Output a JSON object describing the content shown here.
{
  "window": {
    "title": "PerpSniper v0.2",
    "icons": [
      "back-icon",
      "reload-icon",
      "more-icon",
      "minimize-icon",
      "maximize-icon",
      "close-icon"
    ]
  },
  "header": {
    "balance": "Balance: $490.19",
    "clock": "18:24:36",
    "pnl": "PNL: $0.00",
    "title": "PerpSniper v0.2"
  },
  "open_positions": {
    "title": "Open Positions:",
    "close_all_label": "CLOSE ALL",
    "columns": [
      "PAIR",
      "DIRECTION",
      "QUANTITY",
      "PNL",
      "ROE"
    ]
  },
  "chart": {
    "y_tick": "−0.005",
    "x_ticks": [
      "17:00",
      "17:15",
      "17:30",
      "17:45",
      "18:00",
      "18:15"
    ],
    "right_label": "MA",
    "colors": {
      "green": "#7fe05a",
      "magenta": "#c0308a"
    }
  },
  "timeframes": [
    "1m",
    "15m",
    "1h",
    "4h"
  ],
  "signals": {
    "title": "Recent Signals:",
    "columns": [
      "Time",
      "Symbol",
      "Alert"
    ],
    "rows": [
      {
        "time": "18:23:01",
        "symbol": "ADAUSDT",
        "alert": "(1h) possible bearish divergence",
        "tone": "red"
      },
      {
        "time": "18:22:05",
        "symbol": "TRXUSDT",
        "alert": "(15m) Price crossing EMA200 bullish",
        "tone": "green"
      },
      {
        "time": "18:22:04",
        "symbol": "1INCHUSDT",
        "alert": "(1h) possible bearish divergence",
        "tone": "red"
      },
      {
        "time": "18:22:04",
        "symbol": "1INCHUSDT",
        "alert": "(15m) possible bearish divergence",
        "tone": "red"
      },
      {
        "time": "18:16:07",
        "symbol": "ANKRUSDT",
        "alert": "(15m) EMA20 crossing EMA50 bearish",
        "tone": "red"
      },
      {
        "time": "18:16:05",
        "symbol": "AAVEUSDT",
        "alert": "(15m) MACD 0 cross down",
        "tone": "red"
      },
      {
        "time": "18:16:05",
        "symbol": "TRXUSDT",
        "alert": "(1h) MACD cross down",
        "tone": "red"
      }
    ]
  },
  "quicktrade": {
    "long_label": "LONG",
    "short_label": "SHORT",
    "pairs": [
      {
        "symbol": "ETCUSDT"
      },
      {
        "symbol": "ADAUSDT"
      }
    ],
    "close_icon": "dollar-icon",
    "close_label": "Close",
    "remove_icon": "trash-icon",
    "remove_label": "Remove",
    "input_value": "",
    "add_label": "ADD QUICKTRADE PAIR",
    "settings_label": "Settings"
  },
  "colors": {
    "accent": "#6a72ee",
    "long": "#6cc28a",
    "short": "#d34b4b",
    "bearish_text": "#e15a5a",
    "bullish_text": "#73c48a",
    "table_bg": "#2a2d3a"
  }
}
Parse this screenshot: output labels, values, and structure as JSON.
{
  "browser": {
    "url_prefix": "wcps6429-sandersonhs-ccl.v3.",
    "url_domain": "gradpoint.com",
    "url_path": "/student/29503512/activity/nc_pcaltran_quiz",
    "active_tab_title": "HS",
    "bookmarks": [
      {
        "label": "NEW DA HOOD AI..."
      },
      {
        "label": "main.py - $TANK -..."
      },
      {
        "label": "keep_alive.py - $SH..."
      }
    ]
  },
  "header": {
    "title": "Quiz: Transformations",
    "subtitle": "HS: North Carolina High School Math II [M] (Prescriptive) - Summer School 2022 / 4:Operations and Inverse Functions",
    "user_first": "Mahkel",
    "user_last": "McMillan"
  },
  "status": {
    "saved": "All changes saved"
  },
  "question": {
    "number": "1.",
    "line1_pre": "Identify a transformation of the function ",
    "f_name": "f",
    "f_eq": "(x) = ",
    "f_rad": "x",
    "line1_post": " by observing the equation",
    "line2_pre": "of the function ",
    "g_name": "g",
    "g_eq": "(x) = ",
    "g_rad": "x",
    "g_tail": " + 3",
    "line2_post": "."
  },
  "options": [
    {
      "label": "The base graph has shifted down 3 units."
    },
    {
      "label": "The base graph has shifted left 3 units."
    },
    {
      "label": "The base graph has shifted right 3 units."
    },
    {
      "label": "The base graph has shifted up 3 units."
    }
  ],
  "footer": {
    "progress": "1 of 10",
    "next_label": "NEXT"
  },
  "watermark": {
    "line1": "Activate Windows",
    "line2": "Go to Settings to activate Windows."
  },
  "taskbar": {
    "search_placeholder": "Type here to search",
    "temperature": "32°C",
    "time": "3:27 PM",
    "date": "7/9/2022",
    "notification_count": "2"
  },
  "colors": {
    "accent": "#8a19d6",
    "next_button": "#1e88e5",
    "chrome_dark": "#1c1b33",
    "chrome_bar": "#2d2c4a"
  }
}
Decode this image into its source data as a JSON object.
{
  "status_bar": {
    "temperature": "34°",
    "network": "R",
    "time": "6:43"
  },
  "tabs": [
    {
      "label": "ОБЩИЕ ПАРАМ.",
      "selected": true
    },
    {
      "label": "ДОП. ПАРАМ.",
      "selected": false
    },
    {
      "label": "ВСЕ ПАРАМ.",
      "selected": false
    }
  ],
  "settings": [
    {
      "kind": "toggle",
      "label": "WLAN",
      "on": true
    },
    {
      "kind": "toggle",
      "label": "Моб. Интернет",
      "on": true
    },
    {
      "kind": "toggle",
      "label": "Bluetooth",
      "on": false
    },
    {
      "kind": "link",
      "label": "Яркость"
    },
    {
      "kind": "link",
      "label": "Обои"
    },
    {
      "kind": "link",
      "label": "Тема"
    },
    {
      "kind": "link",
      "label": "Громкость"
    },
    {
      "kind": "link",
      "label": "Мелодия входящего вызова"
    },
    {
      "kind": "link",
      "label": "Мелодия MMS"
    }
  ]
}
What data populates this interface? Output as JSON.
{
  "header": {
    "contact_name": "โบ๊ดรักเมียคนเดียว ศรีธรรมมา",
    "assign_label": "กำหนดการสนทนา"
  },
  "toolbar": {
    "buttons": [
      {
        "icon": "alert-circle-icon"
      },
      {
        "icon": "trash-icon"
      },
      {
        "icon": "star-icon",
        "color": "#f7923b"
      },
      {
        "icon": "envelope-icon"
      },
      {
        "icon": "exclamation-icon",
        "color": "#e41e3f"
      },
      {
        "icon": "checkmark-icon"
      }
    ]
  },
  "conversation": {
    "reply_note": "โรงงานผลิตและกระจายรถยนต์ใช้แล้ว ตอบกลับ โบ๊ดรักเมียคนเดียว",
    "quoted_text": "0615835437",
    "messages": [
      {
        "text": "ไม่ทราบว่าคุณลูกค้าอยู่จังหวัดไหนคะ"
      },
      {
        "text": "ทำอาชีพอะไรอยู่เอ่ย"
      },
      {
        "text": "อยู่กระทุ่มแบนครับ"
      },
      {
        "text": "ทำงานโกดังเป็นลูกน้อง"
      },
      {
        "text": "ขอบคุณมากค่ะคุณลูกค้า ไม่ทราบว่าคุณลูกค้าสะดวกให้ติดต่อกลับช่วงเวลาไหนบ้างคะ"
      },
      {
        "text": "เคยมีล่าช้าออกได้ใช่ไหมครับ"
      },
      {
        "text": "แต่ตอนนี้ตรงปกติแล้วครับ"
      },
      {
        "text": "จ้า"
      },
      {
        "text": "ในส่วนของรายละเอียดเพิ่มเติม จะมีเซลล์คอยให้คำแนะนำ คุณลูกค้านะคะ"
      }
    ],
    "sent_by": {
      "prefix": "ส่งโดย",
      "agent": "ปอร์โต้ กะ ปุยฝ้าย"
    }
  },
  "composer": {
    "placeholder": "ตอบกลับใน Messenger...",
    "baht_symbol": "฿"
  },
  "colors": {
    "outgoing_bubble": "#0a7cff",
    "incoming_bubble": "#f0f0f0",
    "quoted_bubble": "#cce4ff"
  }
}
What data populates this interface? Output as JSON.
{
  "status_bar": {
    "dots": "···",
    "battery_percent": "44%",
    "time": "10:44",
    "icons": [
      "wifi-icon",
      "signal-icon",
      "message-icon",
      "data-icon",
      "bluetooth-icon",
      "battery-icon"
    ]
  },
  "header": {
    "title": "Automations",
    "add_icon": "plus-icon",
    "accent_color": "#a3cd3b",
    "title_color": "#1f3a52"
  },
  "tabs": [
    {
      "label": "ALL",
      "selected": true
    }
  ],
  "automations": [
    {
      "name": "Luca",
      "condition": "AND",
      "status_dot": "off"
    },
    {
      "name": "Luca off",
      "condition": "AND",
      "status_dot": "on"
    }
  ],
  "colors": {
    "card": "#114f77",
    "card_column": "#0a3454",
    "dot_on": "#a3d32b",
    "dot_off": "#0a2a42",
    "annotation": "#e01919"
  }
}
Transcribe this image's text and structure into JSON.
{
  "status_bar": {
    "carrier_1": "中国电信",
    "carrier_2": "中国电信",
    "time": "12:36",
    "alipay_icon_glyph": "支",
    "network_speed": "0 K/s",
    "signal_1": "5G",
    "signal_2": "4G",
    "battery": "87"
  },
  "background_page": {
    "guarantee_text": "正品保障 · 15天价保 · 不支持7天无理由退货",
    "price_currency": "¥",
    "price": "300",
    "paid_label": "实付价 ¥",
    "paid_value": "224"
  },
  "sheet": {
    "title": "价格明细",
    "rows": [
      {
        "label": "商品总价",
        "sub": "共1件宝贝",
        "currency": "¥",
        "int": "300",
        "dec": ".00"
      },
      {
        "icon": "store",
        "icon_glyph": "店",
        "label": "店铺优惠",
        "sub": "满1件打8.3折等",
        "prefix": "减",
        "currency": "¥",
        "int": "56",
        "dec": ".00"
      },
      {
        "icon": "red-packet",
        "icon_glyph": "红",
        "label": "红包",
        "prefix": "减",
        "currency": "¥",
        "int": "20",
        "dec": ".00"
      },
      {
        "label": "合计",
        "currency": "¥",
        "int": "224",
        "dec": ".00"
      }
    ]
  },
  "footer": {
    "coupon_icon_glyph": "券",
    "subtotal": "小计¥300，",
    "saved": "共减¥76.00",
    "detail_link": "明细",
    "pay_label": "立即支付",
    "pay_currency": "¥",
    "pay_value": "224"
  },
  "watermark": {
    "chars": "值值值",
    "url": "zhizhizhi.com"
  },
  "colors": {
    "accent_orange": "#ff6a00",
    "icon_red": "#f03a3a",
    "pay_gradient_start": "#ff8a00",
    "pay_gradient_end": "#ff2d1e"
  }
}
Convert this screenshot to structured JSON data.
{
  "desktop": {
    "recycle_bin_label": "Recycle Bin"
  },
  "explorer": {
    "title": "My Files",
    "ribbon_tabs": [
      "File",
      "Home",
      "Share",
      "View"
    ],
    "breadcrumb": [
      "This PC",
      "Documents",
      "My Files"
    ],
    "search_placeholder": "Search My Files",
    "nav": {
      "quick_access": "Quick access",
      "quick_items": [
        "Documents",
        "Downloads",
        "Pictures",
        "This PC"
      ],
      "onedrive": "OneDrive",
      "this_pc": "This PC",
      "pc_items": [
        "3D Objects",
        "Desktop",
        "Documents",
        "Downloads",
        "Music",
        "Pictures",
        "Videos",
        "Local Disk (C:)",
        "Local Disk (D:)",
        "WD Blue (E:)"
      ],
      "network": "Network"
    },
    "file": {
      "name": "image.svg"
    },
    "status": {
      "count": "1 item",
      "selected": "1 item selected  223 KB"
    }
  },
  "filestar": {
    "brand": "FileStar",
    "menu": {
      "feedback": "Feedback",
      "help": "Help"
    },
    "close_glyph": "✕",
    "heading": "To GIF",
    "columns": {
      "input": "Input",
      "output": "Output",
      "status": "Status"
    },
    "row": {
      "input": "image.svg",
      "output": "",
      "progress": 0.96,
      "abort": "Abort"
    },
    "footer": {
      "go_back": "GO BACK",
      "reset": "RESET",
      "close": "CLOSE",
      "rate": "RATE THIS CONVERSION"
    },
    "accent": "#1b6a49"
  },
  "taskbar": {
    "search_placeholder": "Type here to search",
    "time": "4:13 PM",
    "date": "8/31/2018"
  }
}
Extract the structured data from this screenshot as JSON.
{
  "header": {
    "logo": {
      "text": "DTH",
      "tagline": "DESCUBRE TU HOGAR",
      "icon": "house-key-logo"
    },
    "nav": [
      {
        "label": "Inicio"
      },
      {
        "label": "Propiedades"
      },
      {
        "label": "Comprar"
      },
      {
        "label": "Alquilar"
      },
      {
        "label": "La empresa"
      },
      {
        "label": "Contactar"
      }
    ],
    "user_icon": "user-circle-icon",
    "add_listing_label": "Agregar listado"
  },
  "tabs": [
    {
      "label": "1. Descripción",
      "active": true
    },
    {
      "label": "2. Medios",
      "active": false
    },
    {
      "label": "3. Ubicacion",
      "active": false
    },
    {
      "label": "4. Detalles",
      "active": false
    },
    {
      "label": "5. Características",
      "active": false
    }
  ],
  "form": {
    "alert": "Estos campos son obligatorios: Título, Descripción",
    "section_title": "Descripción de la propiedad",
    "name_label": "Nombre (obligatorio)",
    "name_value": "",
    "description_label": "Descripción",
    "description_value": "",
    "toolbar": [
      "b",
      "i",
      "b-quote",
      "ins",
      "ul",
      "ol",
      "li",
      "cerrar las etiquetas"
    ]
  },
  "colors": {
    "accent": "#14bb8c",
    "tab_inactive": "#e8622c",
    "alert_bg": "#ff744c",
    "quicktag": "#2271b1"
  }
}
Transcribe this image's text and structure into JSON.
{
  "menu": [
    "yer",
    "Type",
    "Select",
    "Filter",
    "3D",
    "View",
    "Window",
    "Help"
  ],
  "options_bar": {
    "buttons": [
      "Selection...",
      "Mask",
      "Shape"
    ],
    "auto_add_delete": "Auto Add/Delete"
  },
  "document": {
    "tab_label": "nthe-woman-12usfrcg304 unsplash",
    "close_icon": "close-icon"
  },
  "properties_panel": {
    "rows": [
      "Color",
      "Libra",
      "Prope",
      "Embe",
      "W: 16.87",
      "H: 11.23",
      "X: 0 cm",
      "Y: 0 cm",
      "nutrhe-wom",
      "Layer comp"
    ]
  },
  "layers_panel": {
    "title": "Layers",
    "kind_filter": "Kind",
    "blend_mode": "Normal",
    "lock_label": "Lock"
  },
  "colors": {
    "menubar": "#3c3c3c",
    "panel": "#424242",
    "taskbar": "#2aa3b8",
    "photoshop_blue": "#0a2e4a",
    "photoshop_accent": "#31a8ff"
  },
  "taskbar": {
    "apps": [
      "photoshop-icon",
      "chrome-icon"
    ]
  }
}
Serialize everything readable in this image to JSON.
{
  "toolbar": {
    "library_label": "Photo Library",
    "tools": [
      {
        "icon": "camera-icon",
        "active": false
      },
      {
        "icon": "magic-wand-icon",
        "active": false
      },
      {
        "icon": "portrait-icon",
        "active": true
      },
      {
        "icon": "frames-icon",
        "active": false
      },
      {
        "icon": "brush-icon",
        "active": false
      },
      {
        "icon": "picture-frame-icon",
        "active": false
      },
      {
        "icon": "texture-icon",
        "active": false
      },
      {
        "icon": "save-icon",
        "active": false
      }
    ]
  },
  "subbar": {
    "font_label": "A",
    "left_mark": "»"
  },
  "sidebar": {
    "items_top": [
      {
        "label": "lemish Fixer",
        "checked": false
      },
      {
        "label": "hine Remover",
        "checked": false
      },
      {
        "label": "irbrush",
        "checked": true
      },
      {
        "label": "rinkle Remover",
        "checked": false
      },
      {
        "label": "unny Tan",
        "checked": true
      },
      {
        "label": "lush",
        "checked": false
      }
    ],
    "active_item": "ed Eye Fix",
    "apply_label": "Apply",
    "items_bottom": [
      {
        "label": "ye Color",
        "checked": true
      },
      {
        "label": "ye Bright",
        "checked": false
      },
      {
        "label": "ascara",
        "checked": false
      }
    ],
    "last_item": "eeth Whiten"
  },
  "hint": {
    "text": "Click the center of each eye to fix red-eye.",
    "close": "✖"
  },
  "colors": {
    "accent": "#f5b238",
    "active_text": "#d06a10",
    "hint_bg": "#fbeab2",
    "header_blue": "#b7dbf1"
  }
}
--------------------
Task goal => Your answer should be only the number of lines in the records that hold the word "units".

Response => 4